AP File

Wednesday 1 November
Pakistan fast bowler Shoaib Akhtar leaves the Pakistan Cricket Board head office after facing the three-member Anti-Doping Tribunal in Lahore. The tribunal has banned the 31 year-old 'Rawalpindi Express' from all international and domestic cricket for two years for using Nandrolone, a banned steroid. Fellow fast bowler, Mohammed Asif, 23, is also banned for one year for the same offence. The ban means the two fast bowlers would not be able to play in the World Cup to be held in the Caribbean in March-April. Shoaib and Asif tested positive last month in an internal dope test conducted by the PCB in the lead-up to the Champions Trophy in India, and the duo were immediately withdrawn from the biennial event. Both the bowlers faced a two-year ban under International Cricket Council (ICC) anti-doping regulations, but since they tested positive out of competition, the tribunal had the authority to reduce the length of the suspension, which was done in the case of Asif.

AP Photo/K M Chaudary

Monday 16 October
Only a day before playing their first match in the ICC Champions Trophy 2006, Pakistan cricket was rocked by a sensational dope scandal involving pace spearheads Shoaib Akhtar and Mohammad Asif who will not only miss the ongoing tournament but also run the risk of being banned for up to two years.
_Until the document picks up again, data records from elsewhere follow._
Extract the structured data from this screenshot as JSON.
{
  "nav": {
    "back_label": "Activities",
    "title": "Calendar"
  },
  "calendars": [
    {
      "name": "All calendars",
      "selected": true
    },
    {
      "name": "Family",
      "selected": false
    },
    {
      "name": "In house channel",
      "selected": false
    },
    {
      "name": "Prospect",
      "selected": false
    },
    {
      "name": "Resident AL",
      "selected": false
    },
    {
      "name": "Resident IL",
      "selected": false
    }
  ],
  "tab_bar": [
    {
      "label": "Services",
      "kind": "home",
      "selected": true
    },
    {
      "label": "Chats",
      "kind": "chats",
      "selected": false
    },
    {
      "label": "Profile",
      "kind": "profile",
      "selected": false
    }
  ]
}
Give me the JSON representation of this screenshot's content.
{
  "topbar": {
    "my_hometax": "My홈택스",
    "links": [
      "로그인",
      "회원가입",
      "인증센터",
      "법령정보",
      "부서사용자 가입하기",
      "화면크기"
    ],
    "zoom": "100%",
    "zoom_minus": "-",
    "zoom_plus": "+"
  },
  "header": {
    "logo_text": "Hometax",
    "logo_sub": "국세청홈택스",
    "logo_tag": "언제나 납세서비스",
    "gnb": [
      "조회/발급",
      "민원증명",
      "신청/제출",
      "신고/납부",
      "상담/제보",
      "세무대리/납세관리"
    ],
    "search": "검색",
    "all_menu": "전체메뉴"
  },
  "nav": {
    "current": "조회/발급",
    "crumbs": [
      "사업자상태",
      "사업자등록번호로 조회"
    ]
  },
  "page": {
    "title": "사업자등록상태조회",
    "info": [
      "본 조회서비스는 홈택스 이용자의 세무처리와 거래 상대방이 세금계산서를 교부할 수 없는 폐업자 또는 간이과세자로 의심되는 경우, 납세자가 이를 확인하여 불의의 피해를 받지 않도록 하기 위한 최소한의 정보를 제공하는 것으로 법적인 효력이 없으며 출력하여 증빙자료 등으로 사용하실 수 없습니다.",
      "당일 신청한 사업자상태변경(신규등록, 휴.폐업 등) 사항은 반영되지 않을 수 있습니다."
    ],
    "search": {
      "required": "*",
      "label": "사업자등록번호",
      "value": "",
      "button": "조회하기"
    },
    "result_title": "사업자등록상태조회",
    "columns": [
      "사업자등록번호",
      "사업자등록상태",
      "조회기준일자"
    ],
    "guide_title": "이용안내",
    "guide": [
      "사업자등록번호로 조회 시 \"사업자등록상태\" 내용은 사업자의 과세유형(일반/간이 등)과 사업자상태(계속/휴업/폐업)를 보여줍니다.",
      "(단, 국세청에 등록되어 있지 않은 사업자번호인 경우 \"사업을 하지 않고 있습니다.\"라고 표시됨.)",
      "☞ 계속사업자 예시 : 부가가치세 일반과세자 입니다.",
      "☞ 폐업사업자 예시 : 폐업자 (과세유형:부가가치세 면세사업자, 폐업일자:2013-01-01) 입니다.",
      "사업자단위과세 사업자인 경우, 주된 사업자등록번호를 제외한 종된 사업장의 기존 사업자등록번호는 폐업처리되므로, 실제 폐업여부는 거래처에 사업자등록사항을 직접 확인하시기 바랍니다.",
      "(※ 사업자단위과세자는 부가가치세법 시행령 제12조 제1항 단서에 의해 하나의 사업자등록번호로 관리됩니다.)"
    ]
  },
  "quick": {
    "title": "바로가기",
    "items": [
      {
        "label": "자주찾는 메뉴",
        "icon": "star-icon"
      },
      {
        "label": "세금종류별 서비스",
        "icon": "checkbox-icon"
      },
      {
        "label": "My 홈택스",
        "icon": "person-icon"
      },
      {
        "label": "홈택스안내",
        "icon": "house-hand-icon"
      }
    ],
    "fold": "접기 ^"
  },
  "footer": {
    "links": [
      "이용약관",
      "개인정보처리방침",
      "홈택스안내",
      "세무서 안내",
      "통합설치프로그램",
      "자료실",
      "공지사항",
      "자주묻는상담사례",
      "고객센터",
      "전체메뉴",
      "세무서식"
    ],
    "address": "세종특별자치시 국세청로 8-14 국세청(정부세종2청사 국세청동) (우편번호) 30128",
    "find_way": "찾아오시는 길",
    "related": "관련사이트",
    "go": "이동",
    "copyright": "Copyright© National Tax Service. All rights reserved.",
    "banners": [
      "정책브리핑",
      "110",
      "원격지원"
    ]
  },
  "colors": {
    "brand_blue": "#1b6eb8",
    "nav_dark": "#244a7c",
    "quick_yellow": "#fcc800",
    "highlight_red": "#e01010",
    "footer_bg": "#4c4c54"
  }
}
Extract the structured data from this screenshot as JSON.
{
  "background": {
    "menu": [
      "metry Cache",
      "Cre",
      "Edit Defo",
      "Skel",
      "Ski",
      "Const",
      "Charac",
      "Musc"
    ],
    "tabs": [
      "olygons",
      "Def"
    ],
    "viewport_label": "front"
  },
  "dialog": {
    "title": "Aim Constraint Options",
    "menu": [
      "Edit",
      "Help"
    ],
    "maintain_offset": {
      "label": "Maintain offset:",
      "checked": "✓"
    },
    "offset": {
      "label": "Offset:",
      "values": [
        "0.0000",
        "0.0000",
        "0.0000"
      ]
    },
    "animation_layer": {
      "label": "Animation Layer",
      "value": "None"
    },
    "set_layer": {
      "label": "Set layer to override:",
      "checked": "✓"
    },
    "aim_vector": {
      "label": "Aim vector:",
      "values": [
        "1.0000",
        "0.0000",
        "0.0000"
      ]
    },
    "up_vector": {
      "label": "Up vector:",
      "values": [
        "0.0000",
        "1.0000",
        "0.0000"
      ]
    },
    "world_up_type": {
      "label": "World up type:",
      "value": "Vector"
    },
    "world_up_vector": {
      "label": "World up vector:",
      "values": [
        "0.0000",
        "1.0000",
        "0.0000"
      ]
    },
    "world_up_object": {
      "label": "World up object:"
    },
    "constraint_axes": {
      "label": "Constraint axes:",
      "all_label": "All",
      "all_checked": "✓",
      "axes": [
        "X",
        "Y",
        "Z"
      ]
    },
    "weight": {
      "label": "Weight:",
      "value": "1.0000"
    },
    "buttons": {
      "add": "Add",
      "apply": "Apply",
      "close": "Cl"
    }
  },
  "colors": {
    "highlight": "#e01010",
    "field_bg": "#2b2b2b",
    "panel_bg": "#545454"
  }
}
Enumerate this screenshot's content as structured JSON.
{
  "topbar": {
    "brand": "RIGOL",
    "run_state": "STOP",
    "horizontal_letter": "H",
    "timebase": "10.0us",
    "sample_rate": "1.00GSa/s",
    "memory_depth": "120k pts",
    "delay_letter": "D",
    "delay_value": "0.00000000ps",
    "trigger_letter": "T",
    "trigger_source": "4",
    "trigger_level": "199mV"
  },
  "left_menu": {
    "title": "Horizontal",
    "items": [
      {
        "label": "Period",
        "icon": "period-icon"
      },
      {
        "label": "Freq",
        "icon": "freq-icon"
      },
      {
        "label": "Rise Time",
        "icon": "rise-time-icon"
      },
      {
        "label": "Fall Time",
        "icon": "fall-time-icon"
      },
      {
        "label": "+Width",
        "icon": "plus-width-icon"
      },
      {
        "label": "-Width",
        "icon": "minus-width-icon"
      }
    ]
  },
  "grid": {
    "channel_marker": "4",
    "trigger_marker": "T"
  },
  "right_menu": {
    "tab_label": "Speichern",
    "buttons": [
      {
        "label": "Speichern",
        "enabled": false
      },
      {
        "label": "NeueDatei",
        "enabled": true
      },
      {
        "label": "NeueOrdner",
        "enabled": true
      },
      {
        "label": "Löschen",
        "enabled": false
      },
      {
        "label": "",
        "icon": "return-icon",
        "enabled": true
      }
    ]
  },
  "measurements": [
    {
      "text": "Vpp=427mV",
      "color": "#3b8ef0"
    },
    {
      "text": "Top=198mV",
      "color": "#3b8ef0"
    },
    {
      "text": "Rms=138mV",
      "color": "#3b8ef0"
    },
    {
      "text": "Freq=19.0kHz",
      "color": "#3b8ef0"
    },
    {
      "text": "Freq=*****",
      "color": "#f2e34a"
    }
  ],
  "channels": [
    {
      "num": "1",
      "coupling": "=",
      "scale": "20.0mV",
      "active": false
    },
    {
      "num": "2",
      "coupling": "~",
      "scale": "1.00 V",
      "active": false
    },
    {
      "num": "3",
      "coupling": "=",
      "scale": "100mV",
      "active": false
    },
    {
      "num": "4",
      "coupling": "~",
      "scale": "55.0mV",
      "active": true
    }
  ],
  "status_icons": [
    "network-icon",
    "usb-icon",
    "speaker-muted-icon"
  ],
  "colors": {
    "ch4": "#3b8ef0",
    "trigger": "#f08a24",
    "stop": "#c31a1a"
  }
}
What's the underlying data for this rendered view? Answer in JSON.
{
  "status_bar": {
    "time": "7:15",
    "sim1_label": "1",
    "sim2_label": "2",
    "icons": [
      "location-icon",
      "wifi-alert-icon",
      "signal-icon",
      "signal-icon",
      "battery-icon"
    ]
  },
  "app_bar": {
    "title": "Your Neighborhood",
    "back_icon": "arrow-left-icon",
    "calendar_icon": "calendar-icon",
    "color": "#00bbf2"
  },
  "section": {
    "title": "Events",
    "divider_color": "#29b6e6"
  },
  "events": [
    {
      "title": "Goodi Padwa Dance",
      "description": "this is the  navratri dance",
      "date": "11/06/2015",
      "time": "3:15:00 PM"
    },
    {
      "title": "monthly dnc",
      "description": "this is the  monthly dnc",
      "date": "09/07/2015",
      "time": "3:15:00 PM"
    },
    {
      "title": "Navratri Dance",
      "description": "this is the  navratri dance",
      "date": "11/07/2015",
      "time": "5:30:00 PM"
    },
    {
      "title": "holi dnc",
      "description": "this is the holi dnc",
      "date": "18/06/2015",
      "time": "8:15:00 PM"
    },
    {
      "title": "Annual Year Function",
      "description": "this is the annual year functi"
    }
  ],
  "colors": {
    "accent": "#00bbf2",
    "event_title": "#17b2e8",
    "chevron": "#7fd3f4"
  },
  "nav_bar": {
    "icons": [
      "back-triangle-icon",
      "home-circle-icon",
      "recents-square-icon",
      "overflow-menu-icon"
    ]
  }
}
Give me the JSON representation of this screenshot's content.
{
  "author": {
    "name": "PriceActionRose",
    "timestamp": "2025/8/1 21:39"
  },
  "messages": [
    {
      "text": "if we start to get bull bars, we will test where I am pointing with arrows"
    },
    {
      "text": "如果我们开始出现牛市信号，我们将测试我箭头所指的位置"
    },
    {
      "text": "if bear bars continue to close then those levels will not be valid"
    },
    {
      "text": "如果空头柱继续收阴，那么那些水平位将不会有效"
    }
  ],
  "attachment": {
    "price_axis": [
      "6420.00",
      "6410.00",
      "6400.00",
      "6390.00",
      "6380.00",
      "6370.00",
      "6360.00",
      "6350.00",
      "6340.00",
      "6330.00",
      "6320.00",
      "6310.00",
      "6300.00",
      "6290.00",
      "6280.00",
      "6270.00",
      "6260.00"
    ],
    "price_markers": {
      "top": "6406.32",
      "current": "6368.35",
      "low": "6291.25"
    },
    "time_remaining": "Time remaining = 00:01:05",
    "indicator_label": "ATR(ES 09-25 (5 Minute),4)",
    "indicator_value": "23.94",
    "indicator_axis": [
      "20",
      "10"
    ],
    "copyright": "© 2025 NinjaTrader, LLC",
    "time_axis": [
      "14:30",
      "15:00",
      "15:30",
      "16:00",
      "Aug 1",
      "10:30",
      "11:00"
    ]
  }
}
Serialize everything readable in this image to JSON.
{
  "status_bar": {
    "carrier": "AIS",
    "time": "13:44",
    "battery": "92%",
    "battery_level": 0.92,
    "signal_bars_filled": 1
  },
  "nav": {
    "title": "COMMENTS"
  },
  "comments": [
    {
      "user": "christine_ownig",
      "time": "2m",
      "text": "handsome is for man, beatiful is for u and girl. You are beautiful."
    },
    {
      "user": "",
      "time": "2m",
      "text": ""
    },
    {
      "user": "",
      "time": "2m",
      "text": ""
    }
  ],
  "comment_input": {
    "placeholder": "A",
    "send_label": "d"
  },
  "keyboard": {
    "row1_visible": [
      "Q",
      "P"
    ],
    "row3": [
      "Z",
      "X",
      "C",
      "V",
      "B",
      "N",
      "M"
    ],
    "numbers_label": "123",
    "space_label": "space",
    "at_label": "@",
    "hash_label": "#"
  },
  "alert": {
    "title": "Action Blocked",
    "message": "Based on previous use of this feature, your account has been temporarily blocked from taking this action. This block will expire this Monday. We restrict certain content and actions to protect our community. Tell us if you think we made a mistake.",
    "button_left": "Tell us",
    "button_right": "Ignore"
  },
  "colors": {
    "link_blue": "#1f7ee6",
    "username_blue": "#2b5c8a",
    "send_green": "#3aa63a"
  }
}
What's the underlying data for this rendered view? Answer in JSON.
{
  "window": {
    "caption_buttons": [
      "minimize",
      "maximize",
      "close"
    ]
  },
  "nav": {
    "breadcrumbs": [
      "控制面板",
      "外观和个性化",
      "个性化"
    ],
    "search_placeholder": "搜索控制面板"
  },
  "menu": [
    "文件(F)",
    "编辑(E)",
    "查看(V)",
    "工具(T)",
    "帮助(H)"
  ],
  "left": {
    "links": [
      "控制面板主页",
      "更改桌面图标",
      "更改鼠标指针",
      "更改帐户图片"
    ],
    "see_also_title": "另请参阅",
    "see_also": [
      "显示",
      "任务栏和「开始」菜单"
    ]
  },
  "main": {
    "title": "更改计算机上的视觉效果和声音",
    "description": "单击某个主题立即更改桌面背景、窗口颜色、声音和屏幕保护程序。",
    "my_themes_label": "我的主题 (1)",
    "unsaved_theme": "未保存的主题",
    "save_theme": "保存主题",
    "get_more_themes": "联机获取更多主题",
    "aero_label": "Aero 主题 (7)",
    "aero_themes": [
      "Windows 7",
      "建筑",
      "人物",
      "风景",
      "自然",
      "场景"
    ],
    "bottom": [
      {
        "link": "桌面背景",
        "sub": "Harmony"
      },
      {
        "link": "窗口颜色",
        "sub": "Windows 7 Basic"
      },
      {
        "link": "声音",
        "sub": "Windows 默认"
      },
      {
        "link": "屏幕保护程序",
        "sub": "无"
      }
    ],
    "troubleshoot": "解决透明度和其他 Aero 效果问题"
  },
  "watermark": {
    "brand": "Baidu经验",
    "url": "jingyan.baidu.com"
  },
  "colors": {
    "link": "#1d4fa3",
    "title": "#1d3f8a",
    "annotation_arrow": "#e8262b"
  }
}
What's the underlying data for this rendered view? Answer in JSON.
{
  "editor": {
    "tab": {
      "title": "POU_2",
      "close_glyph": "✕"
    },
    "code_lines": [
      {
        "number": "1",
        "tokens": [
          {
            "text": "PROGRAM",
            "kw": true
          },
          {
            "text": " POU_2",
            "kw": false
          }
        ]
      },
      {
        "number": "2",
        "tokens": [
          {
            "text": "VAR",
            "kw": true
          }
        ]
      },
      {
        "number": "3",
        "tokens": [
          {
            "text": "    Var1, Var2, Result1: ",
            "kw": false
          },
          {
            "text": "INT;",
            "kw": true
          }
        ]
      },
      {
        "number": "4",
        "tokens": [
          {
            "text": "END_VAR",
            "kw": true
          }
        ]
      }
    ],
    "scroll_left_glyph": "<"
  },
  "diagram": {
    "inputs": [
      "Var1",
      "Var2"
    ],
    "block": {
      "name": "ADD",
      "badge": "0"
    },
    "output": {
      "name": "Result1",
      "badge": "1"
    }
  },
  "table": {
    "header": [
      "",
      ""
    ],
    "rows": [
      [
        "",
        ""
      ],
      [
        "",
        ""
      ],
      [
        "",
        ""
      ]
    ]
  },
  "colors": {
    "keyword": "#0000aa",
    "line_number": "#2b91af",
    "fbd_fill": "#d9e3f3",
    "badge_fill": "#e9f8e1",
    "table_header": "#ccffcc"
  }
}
Pakistan team manager Talat Ali has announced that both players tested positive for anabolic steroid nandrolone in an internal test conducted by Pakistan Cricket Board last month and have been withdrawn from the Champions Trophy. The Rawalpindi Express has claimed that he is innocent and that he had never knowingly taken any performance-enhancing drug, saying "the President of Pakistan has asked me not to comment in any detail at this stage and I want to respect his wishes". The latest incident has brought more embarrassment for Pakistan as it comes close on the heels of the ball-tampering row, the captaincy controversy and the sudden change of guard at PCB. This is also the second major dope scandal to hit international cricket after Australian spin great Shane Warne was tested positive for a diuretic just before the start of the 2003 World Cup.

AP File